Thursday, 14 October 2010

New Masters course in Knowledge and Networks

Cathy Davidson at Duke University is designing an intriguing Masters course and has put the outline proposal on the Web for commenting.

Current topic headings are:

Attention: What are the new ways that we pay attention in a digital era? How do we need to change our concepts and practices of attention for a new era? How do we learn and practice new forms of attention in a digital age?
Participation: How do we encourage meaningful interaction and participation? What is its purpose on a cultural, social, or civic level?
Collaboration: Collaboration can simply reconfirm consensus, acting more as peer pressure than a lever to truly original thinking. HASTAC has cultivated the methodology of “collaboration by difference” to inspire meaningful ways of working together.
Network awareness: How we both thrive as creative individuals and understand our contribution within a network of others? How do you gain a sense of what that extended network is and what it can do?
Global Consciousness: How does the World Wide Web change our responsibilities in and to the world we live in?
Civic Responsibility: How we can be good citizens of the Internet when we are off line, working towards real goals in our communities and using the community practices of sharing, customizing, and contributing online towards responsible civic action off line?
Design: How is information conveyed differently, effectively, and beautifully in diverse digital forms? How do we understand and practice the elements of good design as part of our communication and interactive practices?
Narrative, Storytelling: How do narrative elements shape the information we wish to convey, helping it to have force in a world of competing information?
Procedural Literacy: What are the new tactics and strategies of interactive games, where the multimedia narrative forms changes because of our success or failure?
Critical consumption of information: Without a filter (editors, experts, and professionals), much information on the Internet can be inaccurate, deceptive, or inadequate. How do we learn to be critical? What are the standards of credibility?
Digital Divides, Digital Participation: What divisions still remain in digital culture? Who is included and who excluded? How do basic aspects of economics and culture dictate not only who participates in the digital age but how we participate?
Ethics: What are the new moral imperatives of our interconnected age?
Advocacy: How do we turn collaborative, procedural thinking on line into activism in the real world?
Preservation: What are the requirements for preserving the digital world we are creating? Paper lasts. Platforms change.
Sustainability: What are the metrics for sustainability in a world where we live on more kilowatts than ever before? How do we protect the environment in a plugged-in era?
Learning, Unlearning, and Relearning: Alvin Toffler has said that, in the rapidly changing world of the twenty-first century, the most important skill anyone can have is the ability to stop in one’s tracks, see what isn’t working, and then find ways to unlearn old patterns and relearn how to learn.

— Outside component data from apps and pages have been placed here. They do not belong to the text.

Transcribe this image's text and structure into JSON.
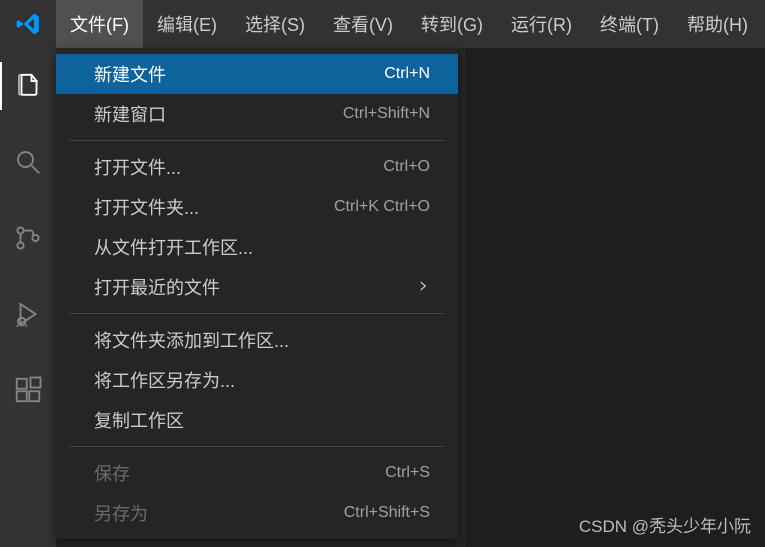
{
  "menubar": {
    "items": [
      {
        "label": "文件(F)"
      },
      {
        "label": "编辑(E)"
      },
      {
        "label": "选择(S)"
      },
      {
        "label": "查看(V)"
      },
      {
        "label": "转到(G)"
      },
      {
        "label": "运行(R)"
      },
      {
        "label": "终端(T)"
      },
      {
        "label": "帮助(H)"
      }
    ]
  },
  "dropdown": {
    "items": [
      {
        "label": "新建文件",
        "shortcut": "Ctrl+N",
        "highlighted": true
      },
      {
        "label": "新建窗口",
        "shortcut": "Ctrl+Shift+N"
      },
      {
        "type": "separator"
      },
      {
        "label": "打开文件...",
        "shortcut": "Ctrl+O"
      },
      {
        "label": "打开文件夹...",
        "shortcut": "Ctrl+K Ctrl+O"
      },
      {
        "label": "从文件打开工作区..."
      },
      {
        "label": "打开最近的文件",
        "submenu": true
      },
      {
        "type": "separator"
      },
      {
        "label": "将文件夹添加到工作区..."
      },
      {
        "label": "将工作区另存为..."
      },
      {
        "label": "复制工作区"
      },
      {
        "type": "separator"
      },
      {
        "label": "保存",
        "shortcut": "Ctrl+S",
        "disabled": true
      },
      {
        "label": "另存为",
        "shortcut": "Ctrl+Shift+S",
        "disabled": true
      }
    ]
  },
  "watermark": "CSDN @秃头少年小阮"
}
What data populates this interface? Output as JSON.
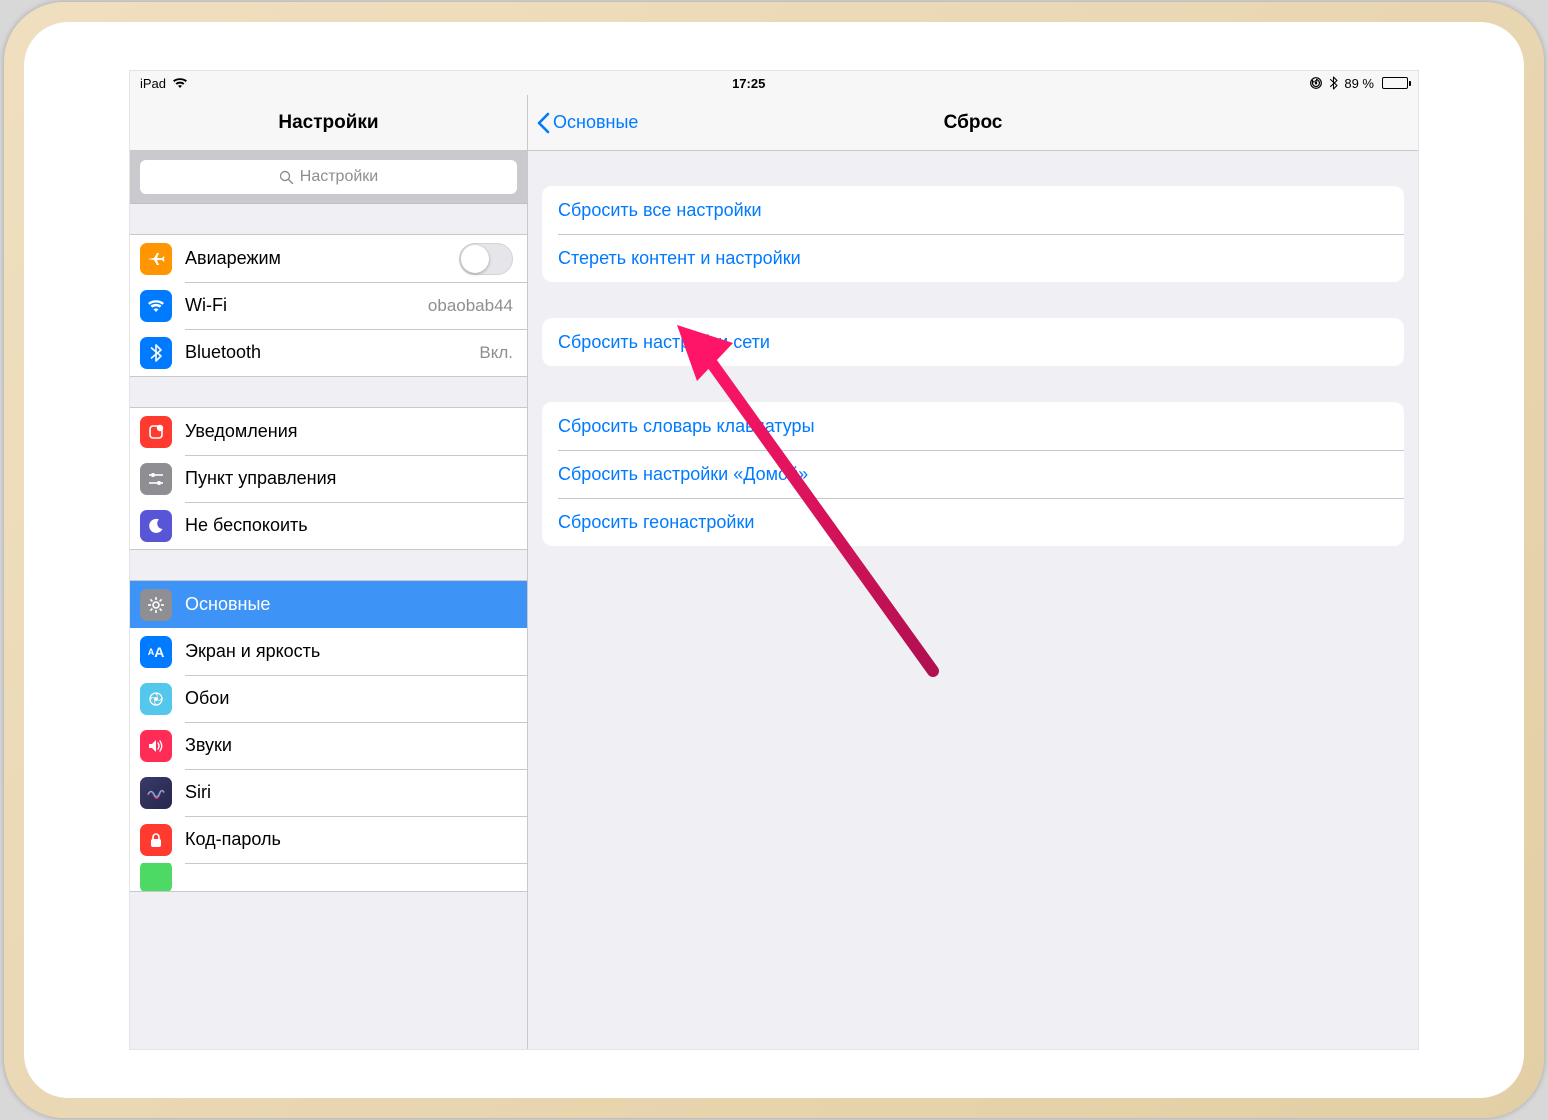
{
  "status": {
    "device": "iPad",
    "time": "17:25",
    "battery_text": "89 %",
    "battery_level": 89
  },
  "sidebar": {
    "title": "Настройки",
    "search_placeholder": "Настройки",
    "groups": [
      {
        "rows": [
          {
            "icon": "airplane",
            "label": "Авиарежим",
            "detail": "",
            "has_switch": true
          },
          {
            "icon": "wifi",
            "label": "Wi-Fi",
            "detail": "obaobab44"
          },
          {
            "icon": "bluetooth",
            "label": "Bluetooth",
            "detail": "Вкл."
          }
        ]
      },
      {
        "rows": [
          {
            "icon": "notifications",
            "label": "Уведомления"
          },
          {
            "icon": "controlcenter",
            "label": "Пункт управления"
          },
          {
            "icon": "dnd",
            "label": "Не беспокоить"
          }
        ]
      },
      {
        "rows": [
          {
            "icon": "general",
            "label": "Основные",
            "selected": true
          },
          {
            "icon": "display",
            "label": "Экран и яркость"
          },
          {
            "icon": "wallpaper",
            "label": "Обои"
          },
          {
            "icon": "sounds",
            "label": "Звуки"
          },
          {
            "icon": "siri",
            "label": "Siri"
          },
          {
            "icon": "passcode",
            "label": "Код-пароль"
          }
        ]
      }
    ]
  },
  "detail": {
    "back_label": "Основные",
    "title": "Сброс",
    "groups": [
      [
        "Сбросить все настройки",
        "Стереть контент и настройки"
      ],
      [
        "Сбросить настройки сети"
      ],
      [
        "Сбросить словарь клавиатуры",
        "Сбросить настройки «Домой»",
        "Сбросить геонастройки"
      ]
    ]
  }
}
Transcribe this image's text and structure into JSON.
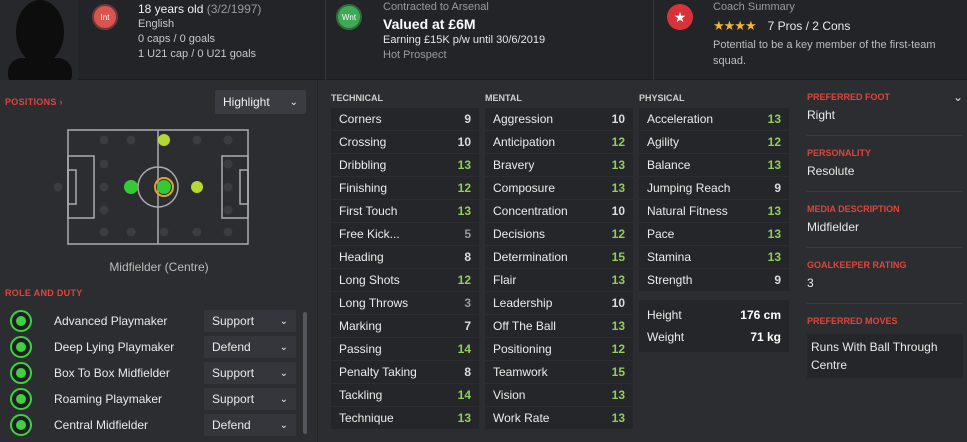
{
  "header": {
    "age": "18 years old",
    "dob": "(3/2/1997)",
    "nationality": "English",
    "caps": "0 caps / 0 goals",
    "u21": "1 U21 cap / 0 U21 goals",
    "badge_int": "Int",
    "contract_label": "Contracted to Arsenal",
    "value": "Valued at £6M",
    "earning": "Earning £15K p/w until 30/6/2019",
    "status": "Hot Prospect",
    "badge_wnt": "Wnt",
    "coach_title": "Coach Summary",
    "stars": "★★★★",
    "pros_cons": "7 Pros / 2 Cons",
    "potential": "Potential to be a key member of the first-team squad."
  },
  "positions": {
    "title": "POSITIONS",
    "filter": "Highlight",
    "position_name": "Midfielder (Centre)"
  },
  "roles": {
    "title": "ROLE AND DUTY",
    "items": [
      {
        "name": "Advanced Playmaker",
        "duty": "Support"
      },
      {
        "name": "Deep Lying Playmaker",
        "duty": "Defend"
      },
      {
        "name": "Box To Box Midfielder",
        "duty": "Support"
      },
      {
        "name": "Roaming Playmaker",
        "duty": "Support"
      },
      {
        "name": "Central Midfielder",
        "duty": "Defend"
      }
    ]
  },
  "technical": {
    "title": "TECHNICAL",
    "rows": [
      {
        "name": "Corners",
        "value": "9"
      },
      {
        "name": "Crossing",
        "value": "10"
      },
      {
        "name": "Dribbling",
        "value": "13"
      },
      {
        "name": "Finishing",
        "value": "12"
      },
      {
        "name": "First Touch",
        "value": "13"
      },
      {
        "name": "Free Kick...",
        "value": "5"
      },
      {
        "name": "Heading",
        "value": "8"
      },
      {
        "name": "Long Shots",
        "value": "12"
      },
      {
        "name": "Long Throws",
        "value": "3"
      },
      {
        "name": "Marking",
        "value": "7"
      },
      {
        "name": "Passing",
        "value": "14"
      },
      {
        "name": "Penalty Taking",
        "value": "8"
      },
      {
        "name": "Tackling",
        "value": "14"
      },
      {
        "name": "Technique",
        "value": "13"
      }
    ]
  },
  "mental": {
    "title": "MENTAL",
    "rows": [
      {
        "name": "Aggression",
        "value": "10"
      },
      {
        "name": "Anticipation",
        "value": "12"
      },
      {
        "name": "Bravery",
        "value": "13"
      },
      {
        "name": "Composure",
        "value": "13"
      },
      {
        "name": "Concentration",
        "value": "10"
      },
      {
        "name": "Decisions",
        "value": "12"
      },
      {
        "name": "Determination",
        "value": "15"
      },
      {
        "name": "Flair",
        "value": "13"
      },
      {
        "name": "Leadership",
        "value": "10"
      },
      {
        "name": "Off The Ball",
        "value": "13"
      },
      {
        "name": "Positioning",
        "value": "12"
      },
      {
        "name": "Teamwork",
        "value": "15"
      },
      {
        "name": "Vision",
        "value": "13"
      },
      {
        "name": "Work Rate",
        "value": "13"
      }
    ]
  },
  "physical": {
    "title": "PHYSICAL",
    "rows": [
      {
        "name": "Acceleration",
        "value": "13"
      },
      {
        "name": "Agility",
        "value": "12"
      },
      {
        "name": "Balance",
        "value": "13"
      },
      {
        "name": "Jumping Reach",
        "value": "9"
      },
      {
        "name": "Natural Fitness",
        "value": "13"
      },
      {
        "name": "Pace",
        "value": "13"
      },
      {
        "name": "Stamina",
        "value": "13"
      },
      {
        "name": "Strength",
        "value": "9"
      }
    ],
    "height_label": "Height",
    "height": "176 cm",
    "weight_label": "Weight",
    "weight": "71 kg"
  },
  "info": {
    "foot_label": "PREFERRED FOOT",
    "foot": "Right",
    "personality_label": "PERSONALITY",
    "personality": "Resolute",
    "media_label": "MEDIA DESCRIPTION",
    "media": "Midfielder",
    "gk_label": "GOALKEEPER RATING",
    "gk": "3",
    "moves_label": "PREFERRED MOVES",
    "moves": "Runs With Ball Through Centre"
  },
  "colors": {
    "accent": "#e0453a",
    "green": "#8fcf5a",
    "role_green": "#3fd13f"
  }
}
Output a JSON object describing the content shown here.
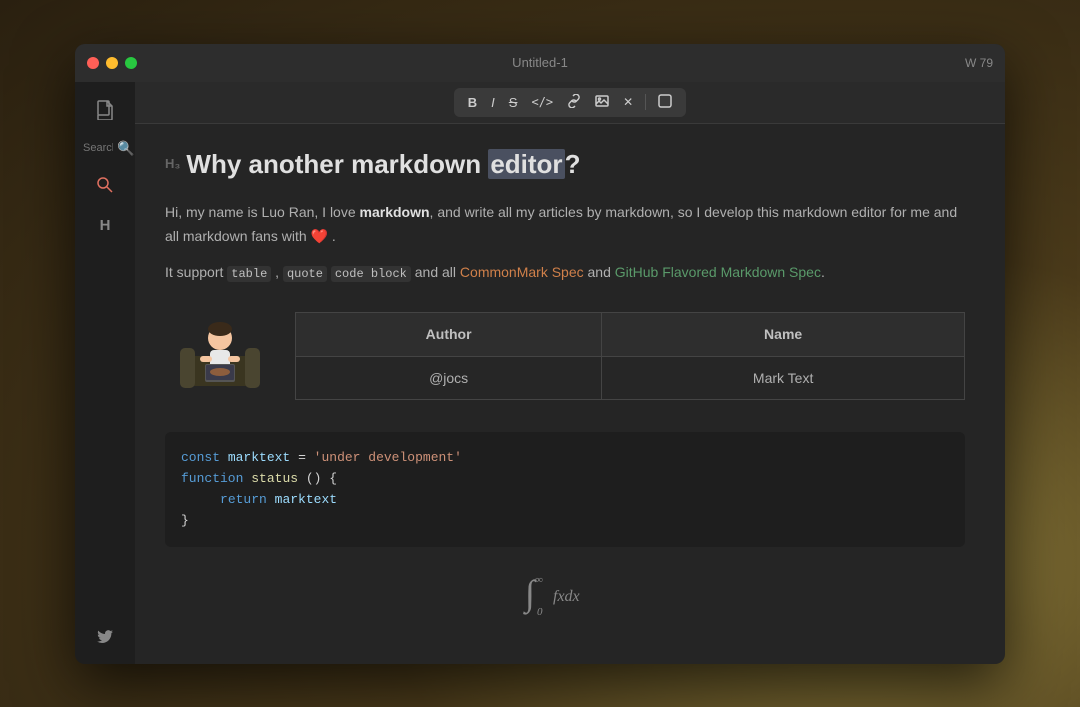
{
  "window": {
    "title": "Untitled-1",
    "word_count": "W 79"
  },
  "sidebar": {
    "search_placeholder": "Search in folder...",
    "icons": [
      {
        "name": "file-icon",
        "symbol": "🗋",
        "active": false
      },
      {
        "name": "search-icon",
        "symbol": "⌕",
        "active": true
      },
      {
        "name": "heading-icon",
        "symbol": "H",
        "active": false
      }
    ],
    "bottom_icon": {
      "name": "twitter-icon",
      "symbol": "🐦"
    }
  },
  "toolbar": {
    "buttons": [
      {
        "name": "bold-button",
        "label": "B"
      },
      {
        "name": "italic-button",
        "label": "I"
      },
      {
        "name": "strikethrough-button",
        "label": "S̶"
      },
      {
        "name": "code-button",
        "label": "</>"
      },
      {
        "name": "link-button",
        "label": "🔗"
      },
      {
        "name": "image-button",
        "label": "⊡"
      },
      {
        "name": "clear-button",
        "label": "✕"
      },
      {
        "name": "erase-button",
        "label": "◻"
      }
    ]
  },
  "editor": {
    "heading_indicator": "H₃",
    "heading": "Why another markdown editor?",
    "heading_selected_word": "editor",
    "para1_prefix": "Hi, my name is Luo Ran, I love ",
    "para1_bold": "markdown",
    "para1_suffix": ", and write all my articles by markdown, so I develop this markdown editor for me and all markdown fans with",
    "para1_heart": "❤️",
    "para2_prefix": "It support ",
    "para2_code1": "table",
    "para2_code2": "quote",
    "para2_code3": "code block",
    "para2_middle": " and all ",
    "para2_link1": "CommonMark Spec",
    "para2_and": " and ",
    "para2_link2": "GitHub Flavored Markdown Spec",
    "para2_end": ".",
    "table": {
      "headers": [
        "Author",
        "Name"
      ],
      "rows": [
        [
          "@jocs",
          "Mark Text"
        ]
      ]
    },
    "code": {
      "line1_kw": "const",
      "line1_var": "marktext",
      "line1_eq": " = ",
      "line1_str": "'under development'",
      "line2_kw": "function",
      "line2_fn": "status",
      "line2_suffix": " () {",
      "line3_indent": "    ",
      "line3_kw": "return",
      "line3_var": "marktext",
      "line4": "}"
    },
    "math": "∫₀^∞ fxdx"
  }
}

Thanks to John Connell for the link.

This is an interesting venture, and it has some useful echoes for us -- especially given that we will have two Arcadia Fellows in the Easter Term working on designing a new curriculum for information skills.

No comments: